## PROBLEM DESCRIPTION
Exact copies of all the records are the expected output.

## DATA FOR REVIEW
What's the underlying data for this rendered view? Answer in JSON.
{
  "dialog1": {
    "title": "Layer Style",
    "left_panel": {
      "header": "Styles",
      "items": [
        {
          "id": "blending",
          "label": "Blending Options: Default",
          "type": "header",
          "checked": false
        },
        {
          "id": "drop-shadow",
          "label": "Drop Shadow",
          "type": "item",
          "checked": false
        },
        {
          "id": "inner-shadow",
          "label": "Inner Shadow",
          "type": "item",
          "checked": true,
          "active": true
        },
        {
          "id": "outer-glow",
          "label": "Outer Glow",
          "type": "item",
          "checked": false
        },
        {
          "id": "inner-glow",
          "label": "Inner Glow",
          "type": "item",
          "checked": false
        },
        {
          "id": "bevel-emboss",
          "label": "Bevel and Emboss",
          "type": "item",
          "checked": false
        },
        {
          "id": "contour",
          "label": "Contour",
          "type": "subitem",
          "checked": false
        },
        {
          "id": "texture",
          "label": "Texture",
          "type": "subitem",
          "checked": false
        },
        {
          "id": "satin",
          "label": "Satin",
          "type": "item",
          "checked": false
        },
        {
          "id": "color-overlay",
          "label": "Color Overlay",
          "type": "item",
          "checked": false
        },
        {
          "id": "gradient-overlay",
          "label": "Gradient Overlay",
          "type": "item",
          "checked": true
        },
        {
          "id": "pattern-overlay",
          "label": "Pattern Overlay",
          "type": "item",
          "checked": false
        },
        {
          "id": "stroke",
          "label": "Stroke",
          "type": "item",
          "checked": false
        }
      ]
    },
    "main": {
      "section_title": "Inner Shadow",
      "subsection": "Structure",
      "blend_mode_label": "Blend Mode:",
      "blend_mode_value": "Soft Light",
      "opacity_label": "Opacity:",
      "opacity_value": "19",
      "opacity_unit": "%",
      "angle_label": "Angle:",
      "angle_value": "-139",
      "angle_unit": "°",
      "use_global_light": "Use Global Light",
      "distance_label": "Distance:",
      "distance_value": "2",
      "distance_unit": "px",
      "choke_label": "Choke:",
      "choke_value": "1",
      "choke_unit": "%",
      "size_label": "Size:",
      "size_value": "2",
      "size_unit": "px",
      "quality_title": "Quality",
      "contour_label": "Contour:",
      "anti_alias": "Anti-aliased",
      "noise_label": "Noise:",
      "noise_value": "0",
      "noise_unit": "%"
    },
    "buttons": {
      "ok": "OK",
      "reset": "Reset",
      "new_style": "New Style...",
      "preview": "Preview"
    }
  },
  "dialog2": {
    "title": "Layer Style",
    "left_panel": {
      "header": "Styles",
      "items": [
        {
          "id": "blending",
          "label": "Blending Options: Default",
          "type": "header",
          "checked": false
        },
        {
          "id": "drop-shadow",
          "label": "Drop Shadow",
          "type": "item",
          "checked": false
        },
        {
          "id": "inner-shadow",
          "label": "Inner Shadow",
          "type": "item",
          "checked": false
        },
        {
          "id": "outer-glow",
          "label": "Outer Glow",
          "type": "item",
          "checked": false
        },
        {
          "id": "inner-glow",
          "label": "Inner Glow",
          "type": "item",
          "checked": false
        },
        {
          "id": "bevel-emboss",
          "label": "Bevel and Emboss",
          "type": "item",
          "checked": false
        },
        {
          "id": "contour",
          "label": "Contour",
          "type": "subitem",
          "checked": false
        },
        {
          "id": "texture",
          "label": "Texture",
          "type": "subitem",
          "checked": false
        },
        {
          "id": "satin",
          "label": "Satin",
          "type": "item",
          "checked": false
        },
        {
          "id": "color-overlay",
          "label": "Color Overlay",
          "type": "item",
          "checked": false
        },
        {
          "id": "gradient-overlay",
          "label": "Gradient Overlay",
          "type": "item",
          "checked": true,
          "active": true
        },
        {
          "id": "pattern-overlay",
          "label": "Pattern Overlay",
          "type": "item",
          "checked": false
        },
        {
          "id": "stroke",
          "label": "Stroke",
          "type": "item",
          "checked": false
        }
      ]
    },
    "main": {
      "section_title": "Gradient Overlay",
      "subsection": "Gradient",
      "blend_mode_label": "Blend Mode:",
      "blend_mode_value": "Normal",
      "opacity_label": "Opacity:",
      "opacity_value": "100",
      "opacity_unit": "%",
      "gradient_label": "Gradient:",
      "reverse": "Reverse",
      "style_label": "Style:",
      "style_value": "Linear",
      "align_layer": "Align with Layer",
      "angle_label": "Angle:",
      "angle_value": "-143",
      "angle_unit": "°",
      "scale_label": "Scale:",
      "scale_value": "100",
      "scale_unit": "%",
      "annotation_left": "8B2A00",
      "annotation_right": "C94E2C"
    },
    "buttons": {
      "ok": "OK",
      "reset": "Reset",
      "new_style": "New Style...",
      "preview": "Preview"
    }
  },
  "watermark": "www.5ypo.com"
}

## YOUR RESPONSE
What's the underlying data for this rendered view? Answer in JSON.
{
  "dialog1": {
    "title": "Layer Style",
    "left_panel": {
      "header": "Styles",
      "items": [
        {
          "id": "blending",
          "label": "Blending Options: Default",
          "type": "header",
          "checked": false
        },
        {
          "id": "drop-shadow",
          "label": "Drop Shadow",
          "type": "item",
          "checked": false
        },
        {
          "id": "inner-shadow",
          "label": "Inner Shadow",
          "type": "item",
          "checked": true,
          "active": true
        },
        {
          "id": "outer-glow",
          "label": "Outer Glow",
          "type": "item",
          "checked": false
        },
        {
          "id": "inner-glow",
          "label": "Inner Glow",
          "type": "item",
          "checked": false
        },
        {
          "id": "bevel-emboss",
          "label": "Bevel and Emboss",
          "type": "item",
          "checked": false
        },
        {
          "id": "contour",
          "label": "Contour",
          "type": "subitem",
          "checked": false
        },
        {
          "id": "texture",
          "label": "Texture",
          "type": "subitem",
          "checked": false
        },
        {
          "id": "satin",
          "label": "Satin",
          "type": "item",
          "checked": false
        },
        {
          "id": "color-overlay",
          "label": "Color Overlay",
          "type": "item",
          "checked": false
        },
        {
          "id": "gradient-overlay",
          "label": "Gradient Overlay",
          "type": "item",
          "checked": true
        },
        {
          "id": "pattern-overlay",
          "label": "Pattern Overlay",
          "type": "item",
          "checked": false
        },
        {
          "id": "stroke",
          "label": "Stroke",
          "type": "item",
          "checked": false
        }
      ]
    },
    "main": {
      "section_title": "Inner Shadow",
      "subsection": "Structure",
      "blend_mode_label": "Blend Mode:",
      "blend_mode_value": "Soft Light",
      "opacity_label": "Opacity:",
      "opacity_value": "19",
      "opacity_unit": "%",
      "angle_label": "Angle:",
      "angle_value": "-139",
      "angle_unit": "°",
      "use_global_light": "Use Global Light",
      "distance_label": "Distance:",
      "distance_value": "2",
      "distance_unit": "px",
      "choke_label": "Choke:",
      "choke_value": "1",
      "choke_unit": "%",
      "size_label": "Size:",
      "size_value": "2",
      "size_unit": "px",
      "quality_title": "Quality",
      "contour_label": "Contour:",
      "anti_alias": "Anti-aliased",
      "noise_label": "Noise:",
      "noise_value": "0",
      "noise_unit": "%"
    },
    "buttons": {
      "ok": "OK",
      "reset": "Reset",
      "new_style": "New Style...",
      "preview": "Preview"
    }
  },
  "dialog2": {
    "title": "Layer Style",
    "left_panel": {
      "header": "Styles",
      "items": [
        {
          "id": "blending",
          "label": "Blending Options: Default",
          "type": "header",
          "checked": false
        },
        {
          "id": "drop-shadow",
          "label": "Drop Shadow",
          "type": "item",
          "checked": false
        },
        {
          "id": "inner-shadow",
          "label": "Inner Shadow",
          "type": "item",
          "checked": false
        },
        {
          "id": "outer-glow",
          "label": "Outer Glow",
          "type": "item",
          "checked": false
        },
        {
          "id": "inner-glow",
          "label": "Inner Glow",
          "type": "item",
          "checked": false
        },
        {
          "id": "bevel-emboss",
          "label": "Bevel and Emboss",
          "type": "item",
          "checked": false
        },
        {
          "id": "contour",
          "label": "Contour",
          "type": "subitem",
          "checked": false
        },
        {
          "id": "texture",
          "label": "Texture",
          "type": "subitem",
          "checked": false
        },
        {
          "id": "satin",
          "label": "Satin",
          "type": "item",
          "checked": false
        },
        {
          "id": "color-overlay",
          "label": "Color Overlay",
          "type": "item",
          "checked": false
        },
        {
          "id": "gradient-overlay",
          "label": "Gradient Overlay",
          "type": "item",
          "checked": true,
          "active": true
        },
        {
          "id": "pattern-overlay",
          "label": "Pattern Overlay",
          "type": "item",
          "checked": false
        },
        {
          "id": "stroke",
          "label": "Stroke",
          "type": "item",
          "checked": false
        }
      ]
    },
    "main": {
      "section_title": "Gradient Overlay",
      "subsection": "Gradient",
      "blend_mode_label": "Blend Mode:",
      "blend_mode_value": "Normal",
      "opacity_label": "Opacity:",
      "opacity_value": "100",
      "opacity_unit": "%",
      "gradient_label": "Gradient:",
      "reverse": "Reverse",
      "style_label": "Style:",
      "style_value": "Linear",
      "align_layer": "Align with Layer",
      "angle_label": "Angle:",
      "angle_value": "-143",
      "angle_unit": "°",
      "scale_label": "Scale:",
      "scale_value": "100",
      "scale_unit": "%",
      "annotation_left": "8B2A00",
      "annotation_right": "C94E2C"
    },
    "buttons": {
      "ok": "OK",
      "reset": "Reset",
      "new_style": "New Style...",
      "preview": "Preview"
    }
  },
  "watermark": "www.5ypo.com"
}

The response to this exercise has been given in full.